[TASK REQUIREMENTS]:
Please print each entry below exactly as it reads.

Dataset rows for apps and sites:
┌──
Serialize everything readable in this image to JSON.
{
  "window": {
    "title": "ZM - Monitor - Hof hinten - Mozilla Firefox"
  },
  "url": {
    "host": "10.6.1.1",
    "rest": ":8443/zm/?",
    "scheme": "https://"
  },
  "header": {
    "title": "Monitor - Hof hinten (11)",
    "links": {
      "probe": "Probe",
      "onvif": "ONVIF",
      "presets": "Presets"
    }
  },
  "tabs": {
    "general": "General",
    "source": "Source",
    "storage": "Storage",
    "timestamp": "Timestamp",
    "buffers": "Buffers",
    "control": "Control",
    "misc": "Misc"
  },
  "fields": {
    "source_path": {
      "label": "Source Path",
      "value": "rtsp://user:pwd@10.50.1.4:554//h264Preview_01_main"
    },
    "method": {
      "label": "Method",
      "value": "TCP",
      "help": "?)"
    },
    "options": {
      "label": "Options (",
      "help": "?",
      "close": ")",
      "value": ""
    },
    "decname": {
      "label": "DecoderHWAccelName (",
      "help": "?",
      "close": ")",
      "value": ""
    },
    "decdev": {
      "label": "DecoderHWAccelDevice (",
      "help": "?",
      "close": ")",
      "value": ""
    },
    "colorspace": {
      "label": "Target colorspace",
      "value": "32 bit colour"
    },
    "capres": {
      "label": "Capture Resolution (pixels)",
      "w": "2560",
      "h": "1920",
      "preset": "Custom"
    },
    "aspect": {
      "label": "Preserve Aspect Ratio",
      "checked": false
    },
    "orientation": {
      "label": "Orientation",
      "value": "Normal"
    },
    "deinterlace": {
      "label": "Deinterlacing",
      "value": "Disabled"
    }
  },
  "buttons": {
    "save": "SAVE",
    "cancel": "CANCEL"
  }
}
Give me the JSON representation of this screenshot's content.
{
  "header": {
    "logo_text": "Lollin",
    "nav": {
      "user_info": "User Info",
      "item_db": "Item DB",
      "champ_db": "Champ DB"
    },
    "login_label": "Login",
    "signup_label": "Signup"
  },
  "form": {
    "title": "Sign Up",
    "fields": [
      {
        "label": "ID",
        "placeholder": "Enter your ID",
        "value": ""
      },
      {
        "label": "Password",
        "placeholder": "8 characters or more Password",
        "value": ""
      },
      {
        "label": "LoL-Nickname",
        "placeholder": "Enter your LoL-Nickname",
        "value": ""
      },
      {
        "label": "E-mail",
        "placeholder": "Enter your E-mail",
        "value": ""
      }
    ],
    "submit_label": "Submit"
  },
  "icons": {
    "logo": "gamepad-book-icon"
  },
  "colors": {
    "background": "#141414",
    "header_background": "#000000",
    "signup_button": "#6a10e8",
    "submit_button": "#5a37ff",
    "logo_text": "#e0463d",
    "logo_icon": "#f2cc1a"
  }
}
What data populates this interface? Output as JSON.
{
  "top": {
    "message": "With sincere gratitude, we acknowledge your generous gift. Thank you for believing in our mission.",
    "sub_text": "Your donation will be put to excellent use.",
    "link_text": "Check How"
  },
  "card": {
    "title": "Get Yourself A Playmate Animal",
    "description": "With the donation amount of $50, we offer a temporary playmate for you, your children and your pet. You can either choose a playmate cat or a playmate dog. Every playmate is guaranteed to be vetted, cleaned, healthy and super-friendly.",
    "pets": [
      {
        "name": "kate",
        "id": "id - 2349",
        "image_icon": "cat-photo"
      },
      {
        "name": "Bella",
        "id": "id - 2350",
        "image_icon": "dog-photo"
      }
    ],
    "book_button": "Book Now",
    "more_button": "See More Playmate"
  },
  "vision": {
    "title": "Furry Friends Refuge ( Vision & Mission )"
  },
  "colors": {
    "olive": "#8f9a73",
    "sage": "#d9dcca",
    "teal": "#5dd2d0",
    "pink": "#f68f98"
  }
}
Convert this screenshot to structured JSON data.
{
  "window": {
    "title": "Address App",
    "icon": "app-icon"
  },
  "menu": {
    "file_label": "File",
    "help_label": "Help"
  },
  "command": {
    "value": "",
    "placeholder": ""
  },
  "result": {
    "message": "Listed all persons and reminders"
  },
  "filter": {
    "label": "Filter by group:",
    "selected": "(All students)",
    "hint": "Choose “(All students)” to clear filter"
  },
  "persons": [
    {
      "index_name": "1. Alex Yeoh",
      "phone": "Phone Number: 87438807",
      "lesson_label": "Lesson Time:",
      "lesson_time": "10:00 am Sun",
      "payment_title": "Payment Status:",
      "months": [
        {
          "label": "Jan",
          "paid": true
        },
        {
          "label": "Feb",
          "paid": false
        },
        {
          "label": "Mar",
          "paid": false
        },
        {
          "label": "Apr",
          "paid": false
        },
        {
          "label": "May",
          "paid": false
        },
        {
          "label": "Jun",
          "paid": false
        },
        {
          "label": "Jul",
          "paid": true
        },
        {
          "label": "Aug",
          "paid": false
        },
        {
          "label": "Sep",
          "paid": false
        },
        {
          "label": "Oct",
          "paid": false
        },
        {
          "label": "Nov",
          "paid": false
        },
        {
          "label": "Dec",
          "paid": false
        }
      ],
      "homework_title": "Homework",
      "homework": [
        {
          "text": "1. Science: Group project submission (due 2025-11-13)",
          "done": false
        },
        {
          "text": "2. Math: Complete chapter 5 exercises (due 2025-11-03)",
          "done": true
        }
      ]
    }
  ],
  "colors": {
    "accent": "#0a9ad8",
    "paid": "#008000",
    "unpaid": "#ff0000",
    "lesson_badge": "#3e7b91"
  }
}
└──
[PROBLEM SOLUTION]:
Serialize everything readable in this image to JSON.
{
  "window": {
    "title": "ZM - Monitor - Hof hinten - Mozilla Firefox"
  },
  "url": {
    "host": "10.6.1.1",
    "rest": ":8443/zm/?",
    "scheme": "https://"
  },
  "header": {
    "title": "Monitor - Hof hinten (11)",
    "links": {
      "probe": "Probe",
      "onvif": "ONVIF",
      "presets": "Presets"
    }
  },
  "tabs": {
    "general": "General",
    "source": "Source",
    "storage": "Storage",
    "timestamp": "Timestamp",
    "buffers": "Buffers",
    "control": "Control",
    "misc": "Misc"
  },
  "fields": {
    "source_path": {
      "label": "Source Path",
      "value": "rtsp://user:pwd@10.50.1.4:554//h264Preview_01_main"
    },
    "method": {
      "label": "Method",
      "value": "TCP",
      "help": "?)"
    },
    "options": {
      "label": "Options (",
      "help": "?",
      "close": ")",
      "value": ""
    },
    "decname": {
      "label": "DecoderHWAccelName (",
      "help": "?",
      "close": ")",
      "value": ""
    },
    "decdev": {
      "label": "DecoderHWAccelDevice (",
      "help": "?",
      "close": ")",
      "value": ""
    },
    "colorspace": {
      "label": "Target colorspace",
      "value": "32 bit colour"
    },
    "capres": {
      "label": "Capture Resolution (pixels)",
      "w": "2560",
      "h": "1920",
      "preset": "Custom"
    },
    "aspect": {
      "label": "Preserve Aspect Ratio",
      "checked": false
    },
    "orientation": {
      "label": "Orientation",
      "value": "Normal"
    },
    "deinterlace": {
      "label": "Deinterlacing",
      "value": "Disabled"
    }
  },
  "buttons": {
    "save": "SAVE",
    "cancel": "CANCEL"
  }
}
Give me the JSON representation of this screenshot's content.
{
  "header": {
    "logo_text": "Lollin",
    "nav": {
      "user_info": "User Info",
      "item_db": "Item DB",
      "champ_db": "Champ DB"
    },
    "login_label": "Login",
    "signup_label": "Signup"
  },
  "form": {
    "title": "Sign Up",
    "fields": [
      {
        "label": "ID",
        "placeholder": "Enter your ID",
        "value": ""
      },
      {
        "label": "Password",
        "placeholder": "8 characters or more Password",
        "value": ""
      },
      {
        "label": "LoL-Nickname",
        "placeholder": "Enter your LoL-Nickname",
        "value": ""
      },
      {
        "label": "E-mail",
        "placeholder": "Enter your E-mail",
        "value": ""
      }
    ],
    "submit_label": "Submit"
  },
  "icons": {
    "logo": "gamepad-book-icon"
  },
  "colors": {
    "background": "#141414",
    "header_background": "#000000",
    "signup_button": "#6a10e8",
    "submit_button": "#5a37ff",
    "logo_text": "#e0463d",
    "logo_icon": "#f2cc1a"
  }
}
What data populates this interface? Output as JSON.
{
  "top": {
    "message": "With sincere gratitude, we acknowledge your generous gift. Thank you for believing in our mission.",
    "sub_text": "Your donation will be put to excellent use.",
    "link_text": "Check How"
  },
  "card": {
    "title": "Get Yourself A Playmate Animal",
    "description": "With the donation amount of $50, we offer a temporary playmate for you, your children and your pet. You can either choose a playmate cat or a playmate dog. Every playmate is guaranteed to be vetted, cleaned, healthy and super-friendly.",
    "pets": [
      {
        "name": "kate",
        "id": "id - 2349",
        "image_icon": "cat-photo"
      },
      {
        "name": "Bella",
        "id": "id - 2350",
        "image_icon": "dog-photo"
      }
    ],
    "book_button": "Book Now",
    "more_button": "See More Playmate"
  },
  "vision": {
    "title": "Furry Friends Refuge ( Vision & Mission )"
  },
  "colors": {
    "olive": "#8f9a73",
    "sage": "#d9dcca",
    "teal": "#5dd2d0",
    "pink": "#f68f98"
  }
}
Convert this screenshot to structured JSON data.
{
  "window": {
    "title": "Address App",
    "icon": "app-icon"
  },
  "menu": {
    "file_label": "File",
    "help_label": "Help"
  },
  "command": {
    "value": "",
    "placeholder": ""
  },
  "result": {
    "message": "Listed all persons and reminders"
  },
  "filter": {
    "label": "Filter by group:",
    "selected": "(All students)",
    "hint": "Choose “(All students)” to clear filter"
  },
  "persons": [
    {
      "index_name": "1. Alex Yeoh",
      "phone": "Phone Number: 87438807",
      "lesson_label": "Lesson Time:",
      "lesson_time": "10:00 am Sun",
      "payment_title": "Payment Status:",
      "months": [
        {
          "label": "Jan",
          "paid": true
        },
        {
          "label": "Feb",
          "paid": false
        },
        {
          "label": "Mar",
          "paid": false
        },
        {
          "label": "Apr",
          "paid": false
        },
        {
          "label": "May",
          "paid": false
        },
        {
          "label": "Jun",
          "paid": false
        },
        {
          "label": "Jul",
          "paid": true
        },
        {
          "label": "Aug",
          "paid": false
        },
        {
          "label": "Sep",
          "paid": false
        },
        {
          "label": "Oct",
          "paid": false
        },
        {
          "label": "Nov",
          "paid": false
        },
        {
          "label": "Dec",
          "paid": false
        }
      ],
      "homework_title": "Homework",
      "homework": [
        {
          "text": "1. Science: Group project submission (due 2025-11-13)",
          "done": false
        },
        {
          "text": "2. Math: Complete chapter 5 exercises (due 2025-11-03)",
          "done": true
        }
      ]
    }
  ],
  "colors": {
    "accent": "#0a9ad8",
    "paid": "#008000",
    "unpaid": "#ff0000",
    "lesson_badge": "#3e7b91"
  }
}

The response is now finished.